**Activity**
When every entry has been read, print each one back exactly.

Start of Data to examine

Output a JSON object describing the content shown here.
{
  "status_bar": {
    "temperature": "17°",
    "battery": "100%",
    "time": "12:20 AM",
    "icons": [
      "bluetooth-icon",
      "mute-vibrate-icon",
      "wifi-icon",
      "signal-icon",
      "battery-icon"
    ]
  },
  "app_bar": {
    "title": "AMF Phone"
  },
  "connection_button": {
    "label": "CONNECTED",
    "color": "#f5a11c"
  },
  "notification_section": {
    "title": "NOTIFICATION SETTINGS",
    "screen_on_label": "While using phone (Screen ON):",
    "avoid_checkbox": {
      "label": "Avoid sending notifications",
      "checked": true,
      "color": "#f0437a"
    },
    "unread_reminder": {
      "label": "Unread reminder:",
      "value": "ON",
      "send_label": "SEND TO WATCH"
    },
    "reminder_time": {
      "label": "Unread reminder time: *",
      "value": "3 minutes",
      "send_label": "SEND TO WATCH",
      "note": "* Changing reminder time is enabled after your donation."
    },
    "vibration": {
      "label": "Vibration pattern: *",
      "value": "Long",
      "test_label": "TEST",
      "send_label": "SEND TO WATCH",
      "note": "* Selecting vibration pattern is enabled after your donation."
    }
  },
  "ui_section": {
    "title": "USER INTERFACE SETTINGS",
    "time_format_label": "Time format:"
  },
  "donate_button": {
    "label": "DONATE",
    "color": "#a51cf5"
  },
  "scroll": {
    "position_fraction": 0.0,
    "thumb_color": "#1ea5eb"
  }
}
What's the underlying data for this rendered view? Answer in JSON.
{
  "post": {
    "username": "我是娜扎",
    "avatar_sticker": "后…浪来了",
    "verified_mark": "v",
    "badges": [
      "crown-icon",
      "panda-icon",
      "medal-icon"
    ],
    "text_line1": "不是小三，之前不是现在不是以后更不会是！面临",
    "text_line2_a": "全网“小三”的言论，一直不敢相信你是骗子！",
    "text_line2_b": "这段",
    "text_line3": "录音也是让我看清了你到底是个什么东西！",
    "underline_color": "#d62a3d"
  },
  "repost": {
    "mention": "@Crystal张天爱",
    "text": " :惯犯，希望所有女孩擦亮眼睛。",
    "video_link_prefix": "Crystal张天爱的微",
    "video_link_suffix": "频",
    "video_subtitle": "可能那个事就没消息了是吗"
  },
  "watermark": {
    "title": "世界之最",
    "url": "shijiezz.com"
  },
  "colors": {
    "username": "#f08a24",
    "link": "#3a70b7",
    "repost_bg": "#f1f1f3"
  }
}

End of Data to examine

**Result below**
Output a JSON object describing the content shown here.
{
  "status_bar": {
    "temperature": "17°",
    "battery": "100%",
    "time": "12:20 AM",
    "icons": [
      "bluetooth-icon",
      "mute-vibrate-icon",
      "wifi-icon",
      "signal-icon",
      "battery-icon"
    ]
  },
  "app_bar": {
    "title": "AMF Phone"
  },
  "connection_button": {
    "label": "CONNECTED",
    "color": "#f5a11c"
  },
  "notification_section": {
    "title": "NOTIFICATION SETTINGS",
    "screen_on_label": "While using phone (Screen ON):",
    "avoid_checkbox": {
      "label": "Avoid sending notifications",
      "checked": true,
      "color": "#f0437a"
    },
    "unread_reminder": {
      "label": "Unread reminder:",
      "value": "ON",
      "send_label": "SEND TO WATCH"
    },
    "reminder_time": {
      "label": "Unread reminder time: *",
      "value": "3 minutes",
      "send_label": "SEND TO WATCH",
      "note": "* Changing reminder time is enabled after your donation."
    },
    "vibration": {
      "label": "Vibration pattern: *",
      "value": "Long",
      "test_label": "TEST",
      "send_label": "SEND TO WATCH",
      "note": "* Selecting vibration pattern is enabled after your donation."
    }
  },
  "ui_section": {
    "title": "USER INTERFACE SETTINGS",
    "time_format_label": "Time format:"
  },
  "donate_button": {
    "label": "DONATE",
    "color": "#a51cf5"
  },
  "scroll": {
    "position_fraction": 0.0,
    "thumb_color": "#1ea5eb"
  }
}
What's the underlying data for this rendered view? Answer in JSON.
{
  "post": {
    "username": "我是娜扎",
    "avatar_sticker": "后…浪来了",
    "verified_mark": "v",
    "badges": [
      "crown-icon",
      "panda-icon",
      "medal-icon"
    ],
    "text_line1": "不是小三，之前不是现在不是以后更不会是！面临",
    "text_line2_a": "全网“小三”的言论，一直不敢相信你是骗子！",
    "text_line2_b": "这段",
    "text_line3": "录音也是让我看清了你到底是个什么东西！",
    "underline_color": "#d62a3d"
  },
  "repost": {
    "mention": "@Crystal张天爱",
    "text": " :惯犯，希望所有女孩擦亮眼睛。",
    "video_link_prefix": "Crystal张天爱的微",
    "video_link_suffix": "频",
    "video_subtitle": "可能那个事就没消息了是吗"
  },
  "watermark": {
    "title": "世界之最",
    "url": "shijiezz.com"
  },
  "colors": {
    "username": "#f08a24",
    "link": "#3a70b7",
    "repost_bg": "#f1f1f3"
  }
}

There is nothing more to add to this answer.